I’m not obstinate about balanced headphone line, I hardly find much of a difference from the SE. Yet every time I see a manufacturer claiming the moral high ground on a particular subject, I wonder. So Sony, Pioneer, AK, Schiit, Woo Audio and many more who makes balanced HP are in on a conspiracy to milk money from the consumers or worse they don’t even understand science (only this particular manufacturer is scientifically sound). Sounds like Schiit’s refusal to make a DAC capable of DSD decoding. The audio world is crazy, no doubt, too many myths and snake oil sellers. For me, I will worry more about people selling HP cables for $800 than weather a balanced hp makes a difference or not.

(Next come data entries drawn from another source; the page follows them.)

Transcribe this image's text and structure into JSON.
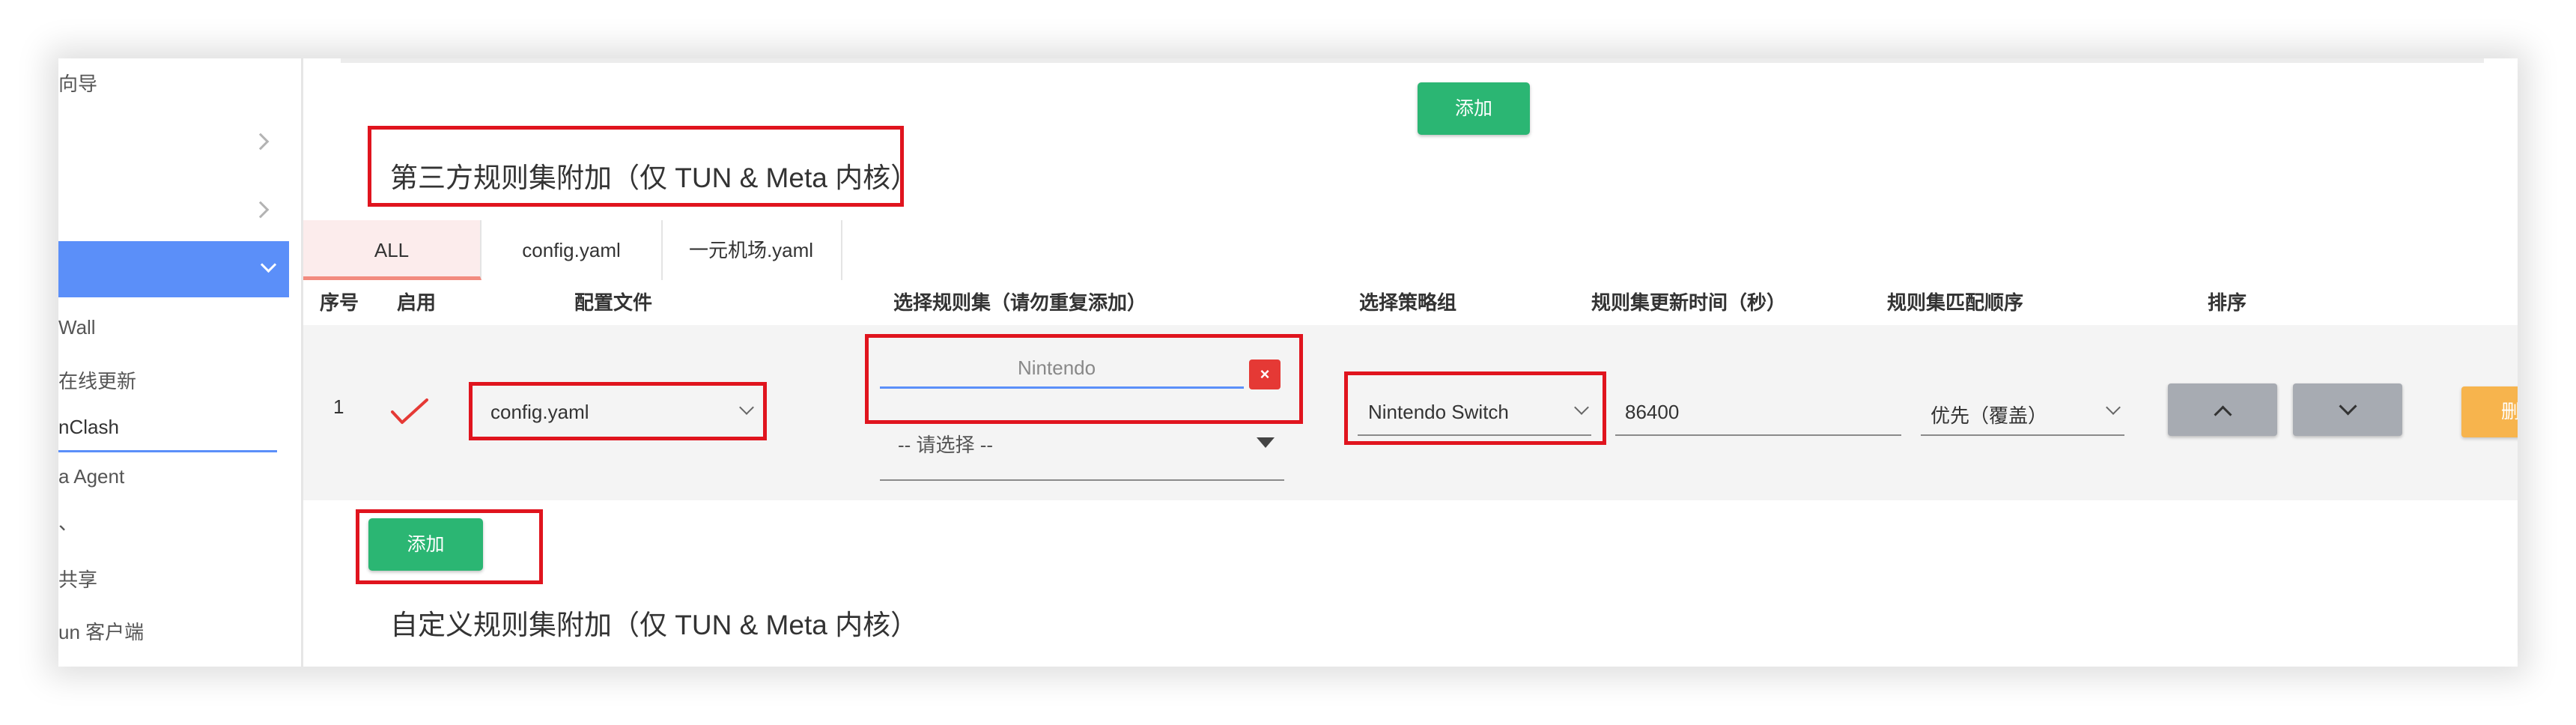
{
  "sidebar": {
    "items": [
      {
        "label": "向导"
      },
      {
        "label": ""
      },
      {
        "label": ""
      },
      {
        "label": ""
      },
      {
        "label": "Wall"
      },
      {
        "label": "在线更新"
      },
      {
        "label": "nClash"
      },
      {
        "label": "a Agent"
      },
      {
        "label": "、"
      },
      {
        "label": "共享"
      },
      {
        "label": "un 客户端"
      }
    ],
    "accent": "#5b8ff9"
  },
  "top": {
    "add_label": "添加"
  },
  "third_party": {
    "title": "第三方规则集附加（仅 TUN & Meta 内核）",
    "tabs": [
      {
        "label": "ALL"
      },
      {
        "label": "config.yaml"
      },
      {
        "label": "一元机场.yaml"
      }
    ],
    "headers": {
      "index": "序号",
      "enabled": "启用",
      "config_file": "配置文件",
      "rule_set": "选择规则集（请勿重复添加）",
      "policy_group": "选择策略组",
      "update_interval": "规则集更新时间（秒）",
      "match_order": "规则集匹配顺序",
      "sort": "排序"
    },
    "rows": [
      {
        "index": "1",
        "enabled_icon": "check-icon",
        "config_file": "config.yaml",
        "rule_set_value": "Nintendo",
        "rule_set_placeholder": "-- 请选择 --",
        "policy_group": "Nintendo Switch",
        "update_interval": "86400",
        "match_order": "优先（覆盖）",
        "delete_label": "删除"
      }
    ],
    "add_label": "添加"
  },
  "custom": {
    "title": "自定义规则集附加（仅 TUN & Meta 内核）"
  },
  "colors": {
    "green": "#2bb673",
    "highlight_red": "#e0141e",
    "delete_orange": "#f7b44d",
    "sort_grey": "#a7abb2",
    "check_red": "#e53935",
    "remove_red": "#e53935"
  }
}
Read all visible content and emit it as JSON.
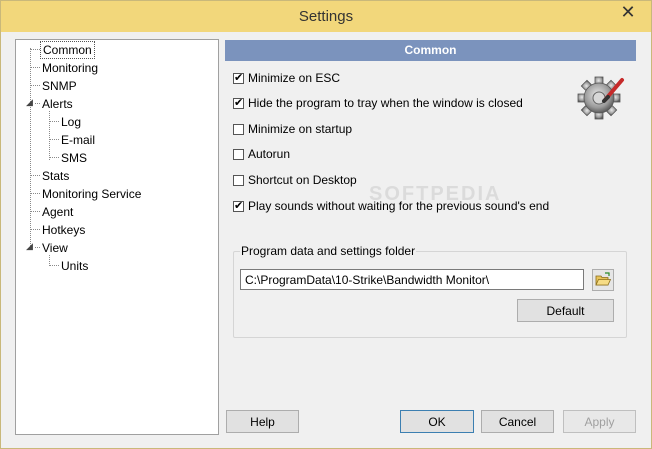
{
  "window": {
    "title": "Settings"
  },
  "tree": {
    "items": [
      {
        "label": "Common",
        "selected": true
      },
      {
        "label": "Monitoring"
      },
      {
        "label": "SNMP"
      },
      {
        "label": "Alerts"
      },
      {
        "label": "Log"
      },
      {
        "label": "E-mail"
      },
      {
        "label": "SMS"
      },
      {
        "label": "Stats"
      },
      {
        "label": "Monitoring Service"
      },
      {
        "label": "Agent"
      },
      {
        "label": "Hotkeys"
      },
      {
        "label": "View"
      },
      {
        "label": "Units"
      }
    ]
  },
  "panel": {
    "header": "Common",
    "checkboxes": [
      {
        "label": "Minimize on ESC",
        "checked": true
      },
      {
        "label": "Hide the program to tray when the window is closed",
        "checked": true
      },
      {
        "label": "Minimize on startup",
        "checked": false
      },
      {
        "label": "Autorun",
        "checked": false
      },
      {
        "label": "Shortcut on Desktop",
        "checked": false
      },
      {
        "label": "Play sounds without waiting for the previous sound's end",
        "checked": true
      }
    ],
    "watermark": "SOFTPEDIA",
    "folder_group": {
      "label": "Program data and settings folder",
      "path": "C:\\ProgramData\\10-Strike\\Bandwidth Monitor\\",
      "default_label": "Default"
    }
  },
  "footer": {
    "help_label": "Help",
    "ok_label": "OK",
    "cancel_label": "Cancel",
    "apply_label": "Apply"
  },
  "colors": {
    "titlebar": "#f2d77b",
    "panel_header": "#7b93bd",
    "focus_border": "#3c7fb1"
  }
}
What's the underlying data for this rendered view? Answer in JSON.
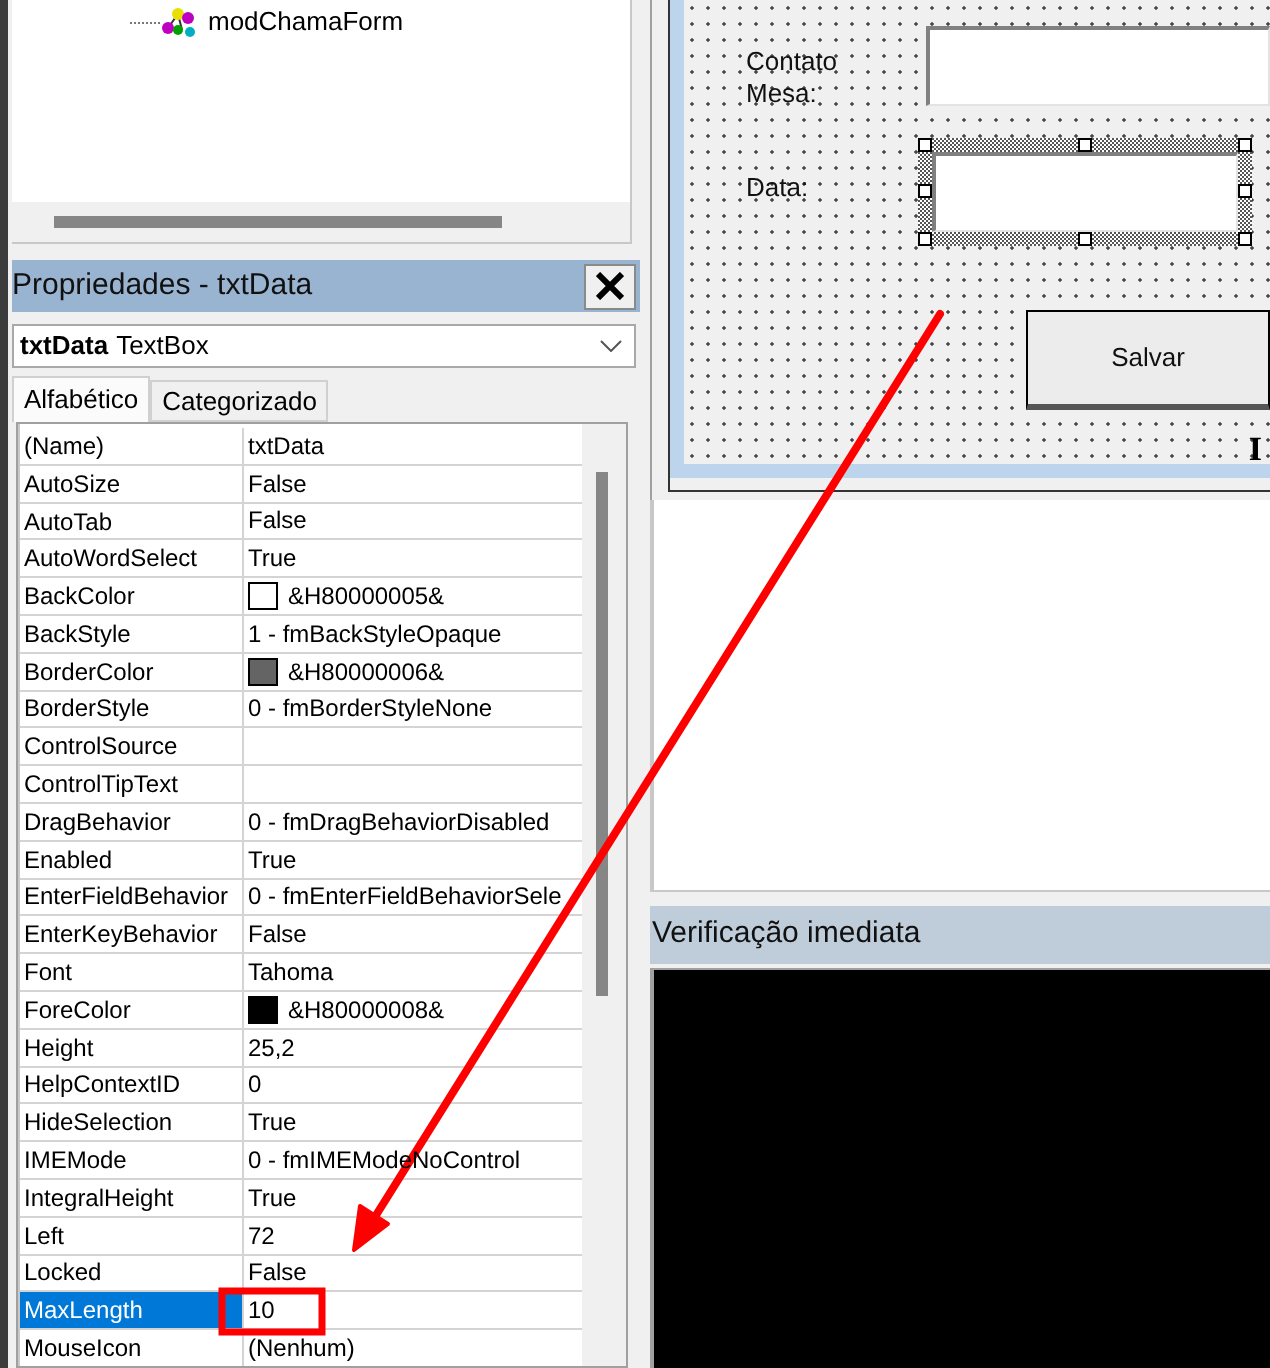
{
  "project_tree": {
    "items": [
      {
        "label": "modChamaForm"
      }
    ]
  },
  "properties_window": {
    "title": "Propriedades - txtData",
    "object": {
      "name": "txtData",
      "type": "TextBox"
    },
    "tabs": [
      {
        "label": "Alfabético",
        "selected": true
      },
      {
        "label": "Categorizado",
        "selected": false
      }
    ],
    "properties": [
      {
        "name": "(Name)",
        "value": "txtData",
        "selected": false
      },
      {
        "name": "AutoSize",
        "value": "False",
        "selected": false
      },
      {
        "name": "AutoTab",
        "value": "False",
        "selected": false
      },
      {
        "name": "AutoWordSelect",
        "value": "True",
        "selected": false
      },
      {
        "name": "BackColor",
        "value": "&H80000005&",
        "color": "#ffffff",
        "selected": false
      },
      {
        "name": "BackStyle",
        "value": "1 - fmBackStyleOpaque",
        "selected": false
      },
      {
        "name": "BorderColor",
        "value": "&H80000006&",
        "color": "#646464",
        "selected": false
      },
      {
        "name": "BorderStyle",
        "value": "0 - fmBorderStyleNone",
        "selected": false
      },
      {
        "name": "ControlSource",
        "selected": false
      },
      {
        "name": "ControlTipText",
        "selected": false
      },
      {
        "name": "DragBehavior",
        "value": "0 - fmDragBehaviorDisabled",
        "selected": false
      },
      {
        "name": "Enabled",
        "value": "True",
        "selected": false
      },
      {
        "name": "EnterFieldBehavior",
        "value": "0 - fmEnterFieldBehaviorSele",
        "selected": false
      },
      {
        "name": "EnterKeyBehavior",
        "value": "False",
        "selected": false
      },
      {
        "name": "Font",
        "value": "Tahoma",
        "selected": false
      },
      {
        "name": "ForeColor",
        "value": "&H80000008&",
        "color": "#000000",
        "selected": false
      },
      {
        "name": "Height",
        "value": "25,2",
        "selected": false
      },
      {
        "name": "HelpContextID",
        "value": "0",
        "selected": false
      },
      {
        "name": "HideSelection",
        "value": "True",
        "selected": false
      },
      {
        "name": "IMEMode",
        "value": "0 - fmIMEModeNoControl",
        "selected": false
      },
      {
        "name": "IntegralHeight",
        "value": "True",
        "selected": false
      },
      {
        "name": "Left",
        "value": "72",
        "selected": false
      },
      {
        "name": "Locked",
        "value": "False",
        "selected": false
      },
      {
        "name": "MaxLength",
        "value": "10",
        "selected": true
      },
      {
        "name": "MouseIcon",
        "value": "(Nenhum)",
        "selected": false
      }
    ]
  },
  "form_designer": {
    "fields": [
      {
        "label": "Contato Mesa:",
        "selected": false
      },
      {
        "label": "Data:",
        "selected": true
      }
    ],
    "button": "Salvar",
    "partial_caption": "I"
  },
  "immediate_window": {
    "title": "Verificação imediata"
  }
}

Checking the used market, I can get a Chord Mojo or an AudioLab M-DAC (the old, not + version) for about $350 (Chord with warranty left). Is it worth it, and if so, which sounds best?

I liked my Mojo a lot. @danny seems to like his too: :slight_smile:

This one lacks a few functionalities I want, but still interesting: Audiolab M-DAC Mini
Not very fancy looking though, but its how it sound that matters.

This is a big drawback of Mojo though: https://community.roonlabs.com/t/chord-mojo-roon-volume-control-mode/25366
Combine this with its button-press volume, and its a little impractical (I have Windows volume control on my keyboard, which Roon reads and uses to set DAC volume when using “Use device control” and the DAC is in exclusive mode).

I have thought about it and that makes a lot of sense, I decided to wait with a new DAC. The DragonFly Red I have now seems to be a good DAC for a pair of active speakers like X14A. And it does sound good, so now I will focus on listening to music :slight_smile:

Next upgrade I will do will probably be to sell all I have, and get passive speakers with either a DAC + analog amp, or a fully digital amplifier (or for that matter, just a wireless LS50). Or if I get rich, a Lyngdorf TDAI 2170 with Bowers & Wilkins 805 D3 (which they have in a local store close by) :sunglasses:

Thanks for the suggestions and help, I appreciate it! :slight_smile:

I actually find the Mojo volume control works better than expected!
Basically, i am from the era when volume controls were heavy, round and you turned them clockwise to increase sound level, but i have no issues with the Mojos buttons.
Each to his own i suppose, but the user experience with the Mojo is better to me than i first expected.
Besides, it performs and sounds bloody well! :smiley: